ABOUT THIS TASK = Pictures aside, repeat the whole listing word for word.

** Opening MATERIAL SHOWN block **

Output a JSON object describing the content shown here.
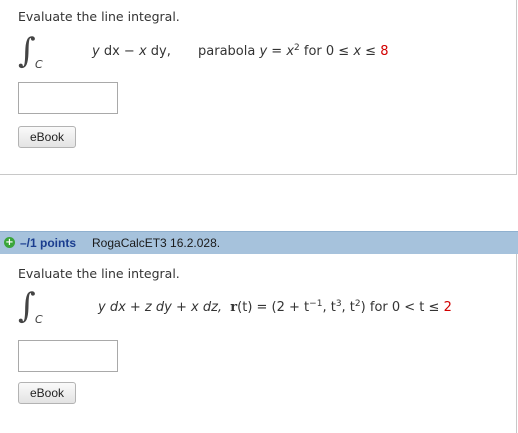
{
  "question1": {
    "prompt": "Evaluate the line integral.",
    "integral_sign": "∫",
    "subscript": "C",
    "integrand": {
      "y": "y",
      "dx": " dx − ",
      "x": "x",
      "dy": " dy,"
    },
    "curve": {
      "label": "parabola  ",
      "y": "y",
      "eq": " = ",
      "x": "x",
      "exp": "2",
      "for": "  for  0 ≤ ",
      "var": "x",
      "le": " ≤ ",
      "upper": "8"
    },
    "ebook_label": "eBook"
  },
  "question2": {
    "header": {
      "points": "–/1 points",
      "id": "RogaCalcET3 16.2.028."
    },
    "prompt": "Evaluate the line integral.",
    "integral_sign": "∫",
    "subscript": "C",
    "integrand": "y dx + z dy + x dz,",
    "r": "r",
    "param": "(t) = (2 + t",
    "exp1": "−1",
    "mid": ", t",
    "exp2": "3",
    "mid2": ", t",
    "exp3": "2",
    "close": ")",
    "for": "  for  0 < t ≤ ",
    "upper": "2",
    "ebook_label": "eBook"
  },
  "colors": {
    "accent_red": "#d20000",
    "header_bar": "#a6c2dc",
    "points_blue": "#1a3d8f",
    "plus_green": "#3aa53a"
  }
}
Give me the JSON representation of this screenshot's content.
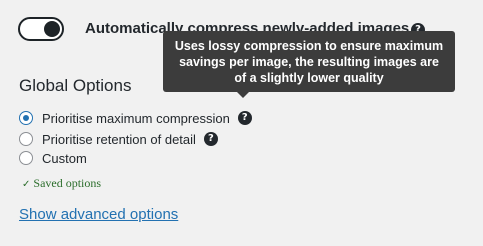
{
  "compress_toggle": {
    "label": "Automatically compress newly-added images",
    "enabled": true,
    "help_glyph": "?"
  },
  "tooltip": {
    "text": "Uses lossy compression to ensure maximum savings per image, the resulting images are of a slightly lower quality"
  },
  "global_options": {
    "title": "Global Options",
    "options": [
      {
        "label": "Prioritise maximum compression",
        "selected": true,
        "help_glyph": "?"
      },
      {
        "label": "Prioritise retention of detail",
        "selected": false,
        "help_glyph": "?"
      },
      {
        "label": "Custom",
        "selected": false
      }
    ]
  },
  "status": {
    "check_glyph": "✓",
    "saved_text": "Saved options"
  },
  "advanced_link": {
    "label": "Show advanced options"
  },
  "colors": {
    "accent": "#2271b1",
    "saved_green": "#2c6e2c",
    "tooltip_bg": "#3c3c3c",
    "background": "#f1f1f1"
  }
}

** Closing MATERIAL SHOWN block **

EXPECTED ANSWER =
Output a JSON object describing the content shown here.
{
  "question1": {
    "prompt": "Evaluate the line integral.",
    "integral_sign": "∫",
    "subscript": "C",
    "integrand": {
      "y": "y",
      "dx": " dx − ",
      "x": "x",
      "dy": " dy,"
    },
    "curve": {
      "label": "parabola  ",
      "y": "y",
      "eq": " = ",
      "x": "x",
      "exp": "2",
      "for": "  for  0 ≤ ",
      "var": "x",
      "le": " ≤ ",
      "upper": "8"
    },
    "ebook_label": "eBook"
  },
  "question2": {
    "header": {
      "points": "–/1 points",
      "id": "RogaCalcET3 16.2.028."
    },
    "prompt": "Evaluate the line integral.",
    "integral_sign": "∫",
    "subscript": "C",
    "integrand": "y dx + z dy + x dz,",
    "r": "r",
    "param": "(t) = (2 + t",
    "exp1": "−1",
    "mid": ", t",
    "exp2": "3",
    "mid2": ", t",
    "exp3": "2",
    "close": ")",
    "for": "  for  0 < t ≤ ",
    "upper": "2",
    "ebook_label": "eBook"
  },
  "colors": {
    "accent_red": "#d20000",
    "header_bar": "#a6c2dc",
    "points_blue": "#1a3d8f",
    "plus_green": "#3aa53a"
  }
}
Give me the JSON representation of this screenshot's content.
{
  "compress_toggle": {
    "label": "Automatically compress newly-added images",
    "enabled": true,
    "help_glyph": "?"
  },
  "tooltip": {
    "text": "Uses lossy compression to ensure maximum savings per image, the resulting images are of a slightly lower quality"
  },
  "global_options": {
    "title": "Global Options",
    "options": [
      {
        "label": "Prioritise maximum compression",
        "selected": true,
        "help_glyph": "?"
      },
      {
        "label": "Prioritise retention of detail",
        "selected": false,
        "help_glyph": "?"
      },
      {
        "label": "Custom",
        "selected": false
      }
    ]
  },
  "status": {
    "check_glyph": "✓",
    "saved_text": "Saved options"
  },
  "advanced_link": {
    "label": "Show advanced options"
  },
  "colors": {
    "accent": "#2271b1",
    "saved_green": "#2c6e2c",
    "tooltip_bg": "#3c3c3c",
    "background": "#f1f1f1"
  }
}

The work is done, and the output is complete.